--- Data records Enclosed Below ---
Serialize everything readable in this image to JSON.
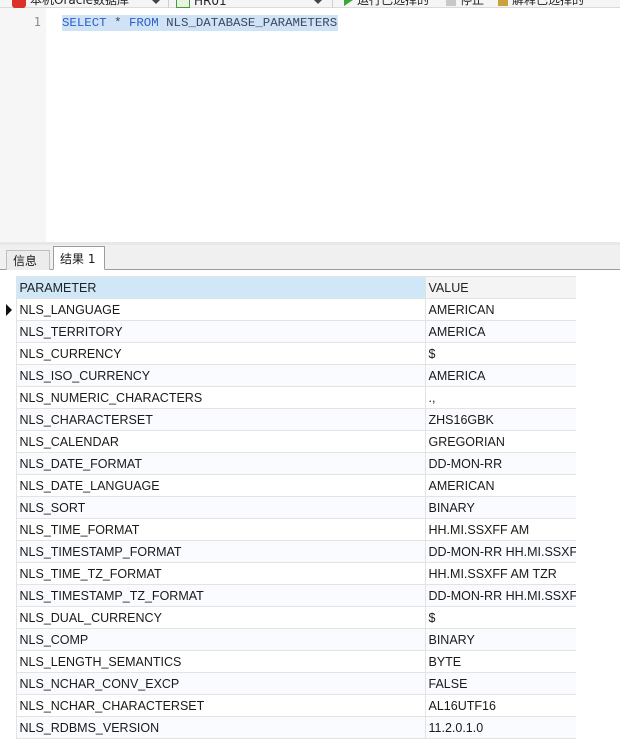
{
  "toolbar": {
    "connection_label": "本机Oracle数据库",
    "database_label": "HR01",
    "run_label": "运行已选择的",
    "stop_label": "停止",
    "explain_label": "解释已选择的"
  },
  "editor": {
    "line_number": "1",
    "sql_select": "SELECT",
    "sql_star": "*",
    "sql_from": "FROM",
    "sql_table": "NLS_DATABASE_PARAMETERS"
  },
  "tabs": {
    "info_label": "信息",
    "result_label": "结果 1"
  },
  "grid": {
    "columns": [
      "PARAMETER",
      "VALUE"
    ],
    "rows": [
      [
        "NLS_LANGUAGE",
        "AMERICAN"
      ],
      [
        "NLS_TERRITORY",
        "AMERICA"
      ],
      [
        "NLS_CURRENCY",
        "$"
      ],
      [
        "NLS_ISO_CURRENCY",
        "AMERICA"
      ],
      [
        "NLS_NUMERIC_CHARACTERS",
        ".,"
      ],
      [
        "NLS_CHARACTERSET",
        "ZHS16GBK"
      ],
      [
        "NLS_CALENDAR",
        "GREGORIAN"
      ],
      [
        "NLS_DATE_FORMAT",
        "DD-MON-RR"
      ],
      [
        "NLS_DATE_LANGUAGE",
        "AMERICAN"
      ],
      [
        "NLS_SORT",
        "BINARY"
      ],
      [
        "NLS_TIME_FORMAT",
        "HH.MI.SSXFF AM"
      ],
      [
        "NLS_TIMESTAMP_FORMAT",
        "DD-MON-RR HH.MI.SSXF"
      ],
      [
        "NLS_TIME_TZ_FORMAT",
        "HH.MI.SSXFF AM TZR"
      ],
      [
        "NLS_TIMESTAMP_TZ_FORMAT",
        "DD-MON-RR HH.MI.SSXF"
      ],
      [
        "NLS_DUAL_CURRENCY",
        "$"
      ],
      [
        "NLS_COMP",
        "BINARY"
      ],
      [
        "NLS_LENGTH_SEMANTICS",
        "BYTE"
      ],
      [
        "NLS_NCHAR_CONV_EXCP",
        "FALSE"
      ],
      [
        "NLS_NCHAR_CHARACTERSET",
        "AL16UTF16"
      ],
      [
        "NLS_RDBMS_VERSION",
        "11.2.0.1.0"
      ]
    ]
  }
}
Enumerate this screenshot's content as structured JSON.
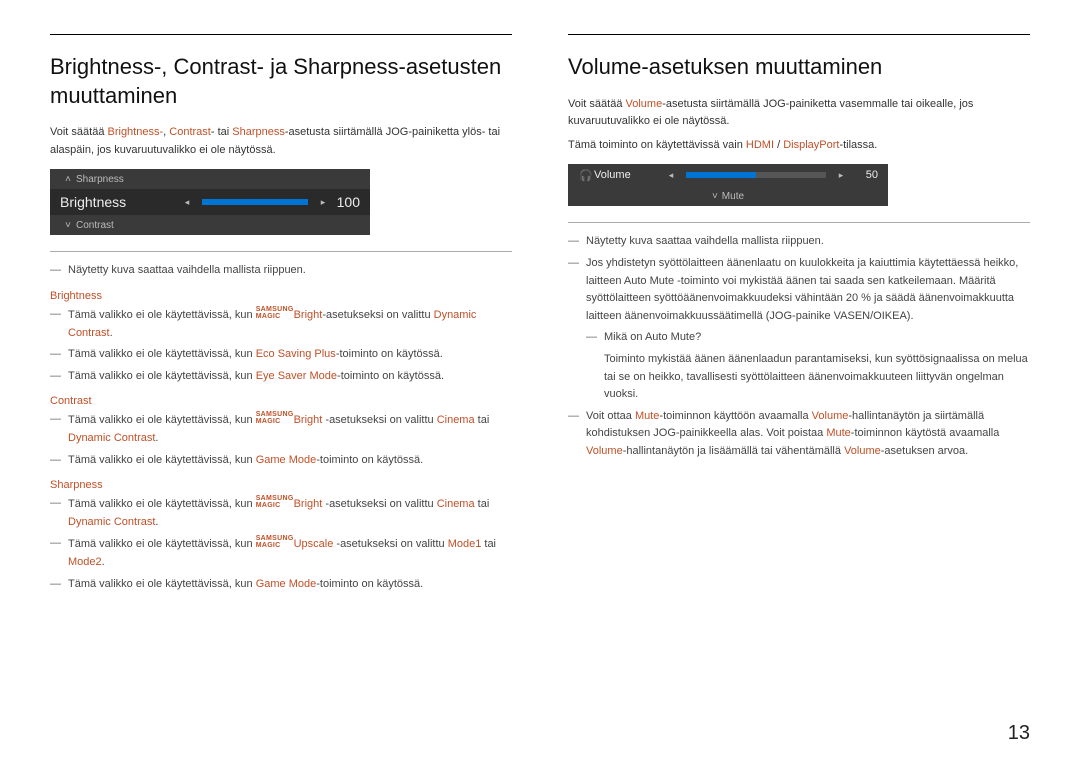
{
  "pageNumber": "13",
  "left": {
    "heading": "Brightness-, Contrast- ja Sharpness-asetusten muuttaminen",
    "intro_a": "Voit säätää ",
    "intro_b_hl": "Brightness-",
    "intro_c": ", ",
    "intro_d_hl": "Contrast",
    "intro_e": "- tai ",
    "intro_f_hl": "Sharpness",
    "intro_g": "-asetusta siirtämällä JOG-painiketta ylös- tai alaspäin, jos kuvaruutuvalikko ei ole näytössä.",
    "osd": {
      "above": "Sharpness",
      "main": "Brightness",
      "value": "100",
      "below": "Contrast",
      "fillPct": 100
    },
    "note_img": "Näytetty kuva saattaa vaihdella mallista riippuen.",
    "brightness": {
      "title": "Brightness",
      "l1_a": "Tämä valikko ei ole käytettävissä, kun ",
      "l1_magic_top": "SAMSUNG",
      "l1_magic_bot": "MAGIC",
      "l1_b_hl": "Bright",
      "l1_c": "-asetukseksi on valittu ",
      "l1_d_hl": "Dynamic Contrast",
      "l1_e": ".",
      "l2_a": "Tämä valikko ei ole käytettävissä, kun ",
      "l2_b_hl": "Eco Saving Plus",
      "l2_c": "-toiminto on käytössä.",
      "l3_a": "Tämä valikko ei ole käytettävissä, kun ",
      "l3_b_hl": "Eye Saver Mode",
      "l3_c": "-toiminto on käytössä."
    },
    "contrast": {
      "title": "Contrast",
      "l1_a": "Tämä valikko ei ole käytettävissä, kun ",
      "l1_magic_top": "SAMSUNG",
      "l1_magic_bot": "MAGIC",
      "l1_b_hl": "Bright",
      "l1_c": " -asetukseksi on valittu ",
      "l1_d_hl": "Cinema",
      "l1_e": " tai ",
      "l1_f_hl": "Dynamic Contrast",
      "l1_g": ".",
      "l2_a": "Tämä valikko ei ole käytettävissä, kun ",
      "l2_b_hl": "Game Mode",
      "l2_c": "-toiminto on käytössä."
    },
    "sharpness": {
      "title": "Sharpness",
      "l1_a": "Tämä valikko ei ole käytettävissä, kun ",
      "l1_magic_top": "SAMSUNG",
      "l1_magic_bot": "MAGIC",
      "l1_b_hl": "Bright",
      "l1_c": " -asetukseksi on valittu ",
      "l1_d_hl": "Cinema",
      "l1_e": " tai ",
      "l1_f_hl": "Dynamic Contrast",
      "l1_g": ".",
      "l2_a": "Tämä valikko ei ole käytettävissä, kun ",
      "l2_magic_top": "SAMSUNG",
      "l2_magic_bot": "MAGIC",
      "l2_b_hl": "Upscale",
      "l2_c": " -asetukseksi on valittu ",
      "l2_d_hl": "Mode1",
      "l2_e": " tai ",
      "l2_f_hl": "Mode2",
      "l2_g": ".",
      "l3_a": "Tämä valikko ei ole käytettävissä, kun ",
      "l3_b_hl": "Game Mode",
      "l3_c": "-toiminto on käytössä."
    }
  },
  "right": {
    "heading": "Volume-asetuksen muuttaminen",
    "intro_a": "Voit säätää ",
    "intro_b_hl": "Volume",
    "intro_c": "-asetusta siirtämällä JOG-painiketta vasemmalle tai oikealle, jos kuvaruutuvalikko ei ole näytössä.",
    "hdmi_a": "Tämä toiminto on käytettävissä vain ",
    "hdmi_b_hl": "HDMI",
    "hdmi_c": " / ",
    "hdmi_d_hl": "DisplayPort",
    "hdmi_e": "-tilassa.",
    "osd": {
      "main": "Volume",
      "value": "50",
      "below": "Mute",
      "fillPct": 50
    },
    "note_img": "Näytetty kuva saattaa vaihdella mallista riippuen.",
    "n2_a": "Jos yhdistetyn syöttölaitteen äänenlaatu on kuulokkeita ja kaiuttimia käytettäessä heikko, laitteen Auto Mute -toiminto voi mykistää äänen tai saada sen katkeilemaan. Määritä syöttölaitteen syöttöäänenvoimakkuudeksi vähintään 20 % ja säädä äänenvoimakkuutta laitteen äänenvoimakkuussäätimellä (JOG-painike VASEN/OIKEA).",
    "n2_sub_q": "Mikä on Auto Mute?",
    "n2_sub_a": "Toiminto mykistää äänen äänenlaadun parantamiseksi, kun syöttösignaalissa on melua tai se on heikko, tavallisesti syöttölaitteen äänenvoimakkuuteen liittyvän ongelman vuoksi.",
    "n3_a": "Voit ottaa ",
    "n3_b_hl": "Mute",
    "n3_c": "-toiminnon käyttöön avaamalla ",
    "n3_d_hl": "Volume",
    "n3_e": "-hallintanäytön ja siirtämällä kohdistuksen JOG-painikkeella alas.",
    "n3_f": "Voit poistaa ",
    "n3_g_hl": "Mute",
    "n3_h": "-toiminnon käytöstä avaamalla ",
    "n3_i_hl": "Volume",
    "n3_j": "-hallintanäytön ja lisäämällä tai vähentämällä ",
    "n3_k_hl": "Volume",
    "n3_l": "-asetuksen arvoa."
  }
}
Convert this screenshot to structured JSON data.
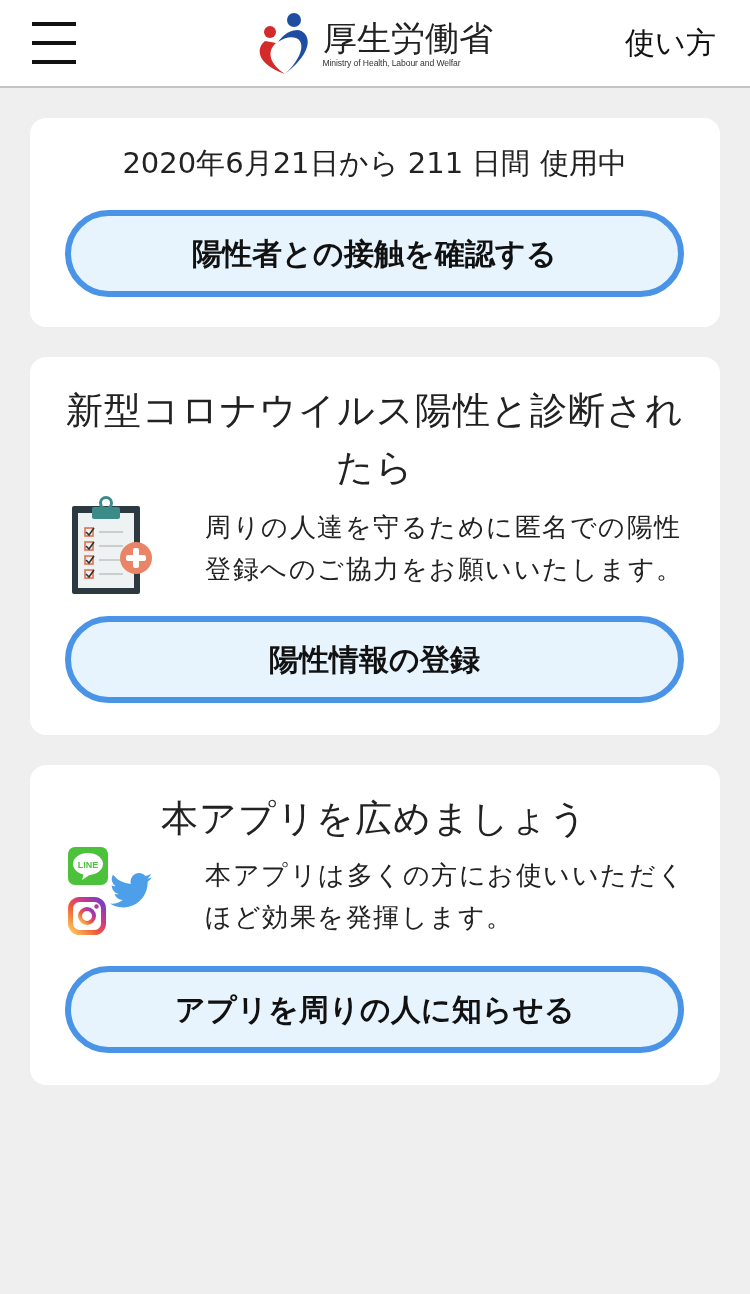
{
  "header": {
    "logo_title": "厚生労働省",
    "logo_subtitle": "Ministry of Health, Labour and Welfar",
    "help_link": "使い方"
  },
  "cards": [
    {
      "kind": "usage",
      "text": "2020年6月21日から 211 日間 使用中",
      "button": "陽性者との接触を確認する"
    },
    {
      "kind": "positive",
      "title": "新型コロナウイルス陽性と診断されたら",
      "body": "周りの人達を守るために匿名での陽性登録へのご協力をお願いいたします。",
      "button": "陽性情報の登録"
    },
    {
      "kind": "share",
      "title": "本アプリを広めましょう",
      "line_logo_text": "LINE",
      "body": "本アプリは多くの方にお使いいただくほど効果を発揮します。",
      "button": "アプリを周りの人に知らせる"
    }
  ]
}
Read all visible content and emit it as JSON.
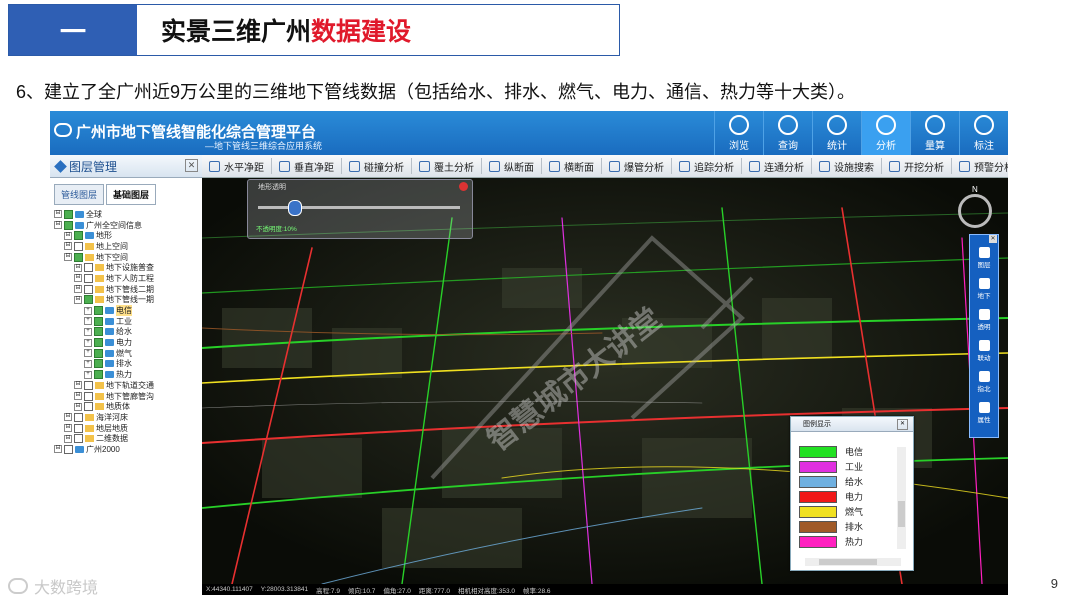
{
  "slide": {
    "section_number": "一",
    "title_plain": "实景三维广州",
    "title_highlight": "数据建设",
    "description": "6、建立了全广州近9万公里的三维地下管线数据（包括给水、排水、燃气、电力、通信、热力等十大类）。",
    "page_number": "9",
    "brand": "大数跨境"
  },
  "app": {
    "title": "广州市地下管线智能化综合管理平台",
    "subtitle": "地下管线三维综合应用系统",
    "top_tools": [
      {
        "label": "浏览",
        "icon": "target-icon"
      },
      {
        "label": "查询",
        "icon": "query-icon"
      },
      {
        "label": "统计",
        "icon": "chart-icon"
      },
      {
        "label": "分析",
        "icon": "analysis-icon"
      },
      {
        "label": "量算",
        "icon": "ruler-icon"
      },
      {
        "label": "标注",
        "icon": "pin-icon"
      }
    ],
    "toolbar": [
      "水平净距",
      "垂直净距",
      "碰撞分析",
      "覆土分析",
      "纵断面",
      "横断面",
      "爆管分析",
      "追踪分析",
      "连通分析",
      "设施搜索",
      "开挖分析",
      "预警分析"
    ],
    "toolbar_more": "▶▶",
    "layer_panel": {
      "title": "图层管理",
      "tabs": [
        "管线图层",
        "基础图层"
      ],
      "tree": [
        {
          "label": "全球",
          "level": 0,
          "checked": true,
          "icon": "layer"
        },
        {
          "label": "广州全空间信息",
          "level": 0,
          "checked": true,
          "icon": "layer"
        },
        {
          "label": "地形",
          "level": 1,
          "checked": true,
          "icon": "layer"
        },
        {
          "label": "地上空间",
          "level": 1,
          "checked": false,
          "icon": "folder"
        },
        {
          "label": "地下空间",
          "level": 1,
          "checked": true,
          "icon": "folder"
        },
        {
          "label": "地下设施普查",
          "level": 2,
          "checked": false,
          "icon": "folder"
        },
        {
          "label": "地下人防工程",
          "level": 2,
          "checked": false,
          "icon": "folder"
        },
        {
          "label": "地下管线二期",
          "level": 2,
          "checked": false,
          "icon": "folder"
        },
        {
          "label": "地下管线一期",
          "level": 2,
          "checked": true,
          "icon": "folder"
        },
        {
          "label": "电信",
          "level": 3,
          "checked": true,
          "icon": "layer",
          "selected": true
        },
        {
          "label": "工业",
          "level": 3,
          "checked": true,
          "icon": "layer"
        },
        {
          "label": "给水",
          "level": 3,
          "checked": true,
          "icon": "layer"
        },
        {
          "label": "电力",
          "level": 3,
          "checked": true,
          "icon": "layer"
        },
        {
          "label": "燃气",
          "level": 3,
          "checked": true,
          "icon": "layer"
        },
        {
          "label": "排水",
          "level": 3,
          "checked": true,
          "icon": "layer"
        },
        {
          "label": "热力",
          "level": 3,
          "checked": true,
          "icon": "layer"
        },
        {
          "label": "地下轨道交通",
          "level": 2,
          "checked": false,
          "icon": "folder"
        },
        {
          "label": "地下管廊管沟",
          "level": 2,
          "checked": false,
          "icon": "folder"
        },
        {
          "label": "地质体",
          "level": 2,
          "checked": false,
          "icon": "folder"
        },
        {
          "label": "海洋河床",
          "level": 1,
          "checked": false,
          "icon": "folder"
        },
        {
          "label": "地层地质",
          "level": 1,
          "checked": false,
          "icon": "folder"
        },
        {
          "label": "二维数据",
          "level": 1,
          "checked": false,
          "icon": "folder"
        },
        {
          "label": "广州2000",
          "level": 0,
          "checked": false,
          "icon": "layer"
        }
      ]
    },
    "transparency": {
      "title": "地形透明",
      "label": "不透明度:10%",
      "level_percent": 10
    },
    "right_tools": [
      "图层",
      "地下",
      "透明",
      "联动",
      "指北",
      "属性"
    ],
    "compass_label": "N",
    "legend": {
      "title": "图例显示",
      "items": [
        {
          "label": "电信",
          "color": "#22e022"
        },
        {
          "label": "工业",
          "color": "#e030e0"
        },
        {
          "label": "给水",
          "color": "#6fb0e0"
        },
        {
          "label": "电力",
          "color": "#f01818"
        },
        {
          "label": "燃气",
          "color": "#f0e020"
        },
        {
          "label": "排水",
          "color": "#a05a28"
        },
        {
          "label": "热力",
          "color": "#ff20c0"
        }
      ]
    },
    "watermark": "智慧城市大讲堂",
    "status": [
      "X:44340.111407",
      "Y:28003.313841",
      "高程:7.9",
      "倾向:10.7",
      "偏角:27.0",
      "距离:777.0",
      "相机相对高度:353.0",
      "帧率:28.6"
    ]
  },
  "colors": {
    "header_blue": "#2f5fb4",
    "highlight_red": "#e0192b",
    "app_blue": "#1a6cbf"
  }
}
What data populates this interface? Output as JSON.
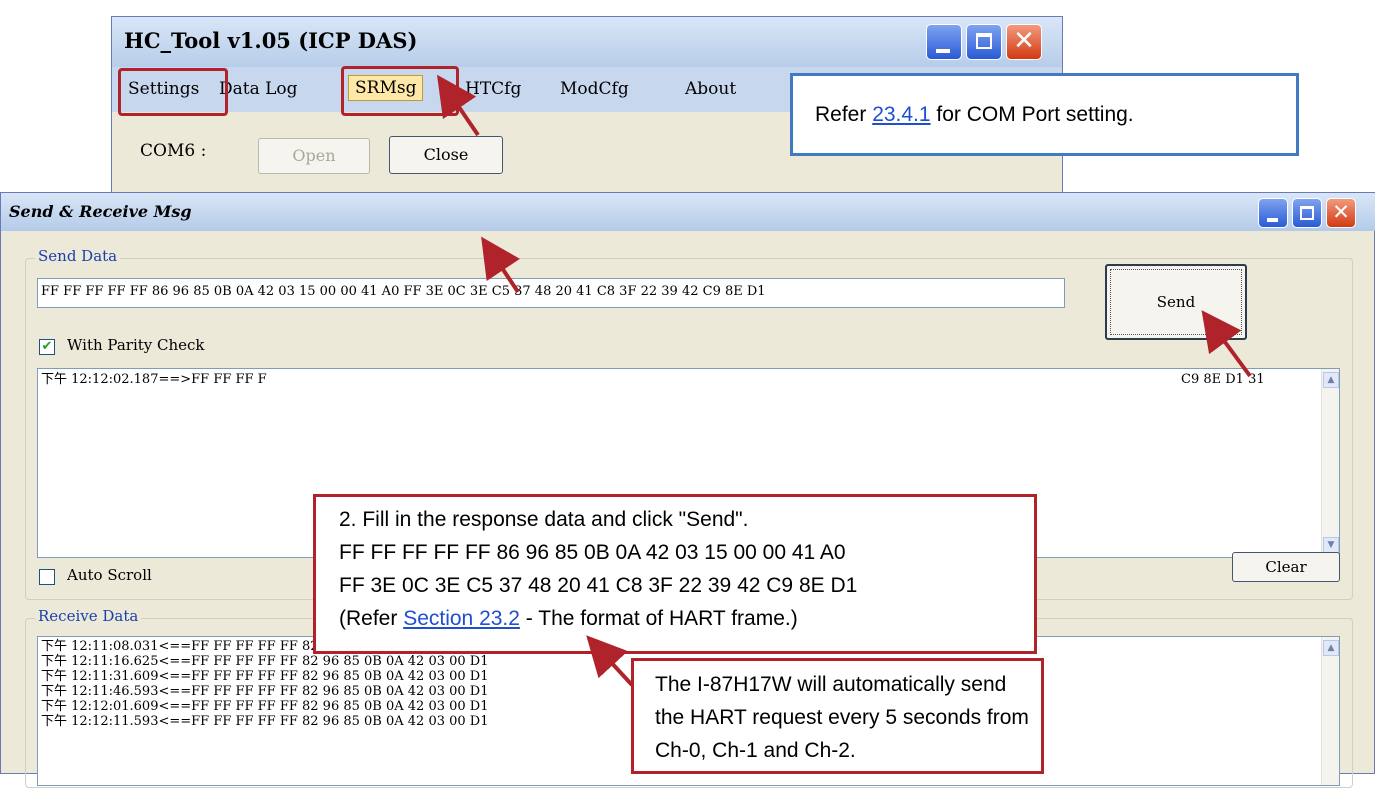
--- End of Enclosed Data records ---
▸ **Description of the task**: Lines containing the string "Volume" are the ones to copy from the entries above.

▸ **Written response**:
    "heading": "Volume-asetuksen muuttaminen",
    "intro_b_hl": "Volume",
      "main": "Volume",
    "n3_d_hl": "Volume",
    "n3_i_hl": "Volume",
    "n3_k_hl": "Volume",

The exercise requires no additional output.